• PROBLEM TO SOLVE
Among the records, which lines include "chevron"? List them.

• INPUT RECORDS
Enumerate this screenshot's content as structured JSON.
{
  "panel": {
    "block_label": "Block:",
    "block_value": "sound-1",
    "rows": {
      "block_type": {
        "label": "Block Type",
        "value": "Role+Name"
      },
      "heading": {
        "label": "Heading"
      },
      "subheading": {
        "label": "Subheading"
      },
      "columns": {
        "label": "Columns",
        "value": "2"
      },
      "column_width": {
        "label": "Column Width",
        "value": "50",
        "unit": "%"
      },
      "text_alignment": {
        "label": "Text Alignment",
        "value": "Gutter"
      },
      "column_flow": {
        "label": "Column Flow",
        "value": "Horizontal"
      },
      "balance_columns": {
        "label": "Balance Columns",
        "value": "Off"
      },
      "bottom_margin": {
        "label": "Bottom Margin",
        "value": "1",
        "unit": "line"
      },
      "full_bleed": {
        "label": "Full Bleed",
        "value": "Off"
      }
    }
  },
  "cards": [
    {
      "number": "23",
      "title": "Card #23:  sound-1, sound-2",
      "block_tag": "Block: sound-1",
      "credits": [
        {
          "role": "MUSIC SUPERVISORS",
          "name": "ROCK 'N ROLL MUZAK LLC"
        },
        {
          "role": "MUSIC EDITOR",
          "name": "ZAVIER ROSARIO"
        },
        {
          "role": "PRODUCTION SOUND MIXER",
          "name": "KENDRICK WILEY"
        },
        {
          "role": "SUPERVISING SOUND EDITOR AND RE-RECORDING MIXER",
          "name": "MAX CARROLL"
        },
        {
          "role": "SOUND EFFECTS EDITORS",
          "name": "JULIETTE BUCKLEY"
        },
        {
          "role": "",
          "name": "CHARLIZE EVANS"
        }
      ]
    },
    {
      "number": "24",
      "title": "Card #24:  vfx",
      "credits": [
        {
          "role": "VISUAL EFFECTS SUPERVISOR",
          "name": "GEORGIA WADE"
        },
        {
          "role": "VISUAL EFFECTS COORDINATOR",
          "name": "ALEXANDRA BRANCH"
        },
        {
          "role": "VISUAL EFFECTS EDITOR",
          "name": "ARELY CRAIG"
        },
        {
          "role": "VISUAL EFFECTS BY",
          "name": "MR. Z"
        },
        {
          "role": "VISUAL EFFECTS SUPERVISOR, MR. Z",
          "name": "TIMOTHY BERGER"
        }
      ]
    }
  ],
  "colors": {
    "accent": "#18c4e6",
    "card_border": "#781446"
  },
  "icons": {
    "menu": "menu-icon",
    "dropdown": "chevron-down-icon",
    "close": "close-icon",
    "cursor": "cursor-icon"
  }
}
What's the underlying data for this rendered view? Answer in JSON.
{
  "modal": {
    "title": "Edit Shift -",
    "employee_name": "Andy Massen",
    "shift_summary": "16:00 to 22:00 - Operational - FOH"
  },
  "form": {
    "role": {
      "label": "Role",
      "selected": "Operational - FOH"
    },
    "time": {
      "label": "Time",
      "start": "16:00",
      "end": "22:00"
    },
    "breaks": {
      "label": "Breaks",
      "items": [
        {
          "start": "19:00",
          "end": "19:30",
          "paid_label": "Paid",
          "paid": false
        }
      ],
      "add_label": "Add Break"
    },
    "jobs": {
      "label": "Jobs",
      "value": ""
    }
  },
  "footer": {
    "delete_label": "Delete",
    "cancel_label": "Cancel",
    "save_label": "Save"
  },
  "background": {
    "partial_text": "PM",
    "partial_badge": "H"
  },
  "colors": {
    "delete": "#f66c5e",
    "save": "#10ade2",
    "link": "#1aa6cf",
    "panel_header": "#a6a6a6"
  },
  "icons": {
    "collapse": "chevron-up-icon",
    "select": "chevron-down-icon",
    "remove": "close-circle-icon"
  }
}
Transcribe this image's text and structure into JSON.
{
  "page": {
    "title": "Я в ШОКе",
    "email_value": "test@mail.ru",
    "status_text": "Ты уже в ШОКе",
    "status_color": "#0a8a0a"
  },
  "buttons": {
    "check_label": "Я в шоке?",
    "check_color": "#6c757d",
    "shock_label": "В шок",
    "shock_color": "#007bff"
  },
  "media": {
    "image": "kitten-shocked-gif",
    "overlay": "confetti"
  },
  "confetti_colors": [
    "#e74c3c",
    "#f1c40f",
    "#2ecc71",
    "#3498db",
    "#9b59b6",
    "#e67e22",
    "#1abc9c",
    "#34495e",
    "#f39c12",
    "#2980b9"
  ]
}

• SOLUTION TO THE EXERCISE
    "dropdown": "chevron-down-icon",
    "collapse": "chevron-up-icon",
    "select": "chevron-down-icon",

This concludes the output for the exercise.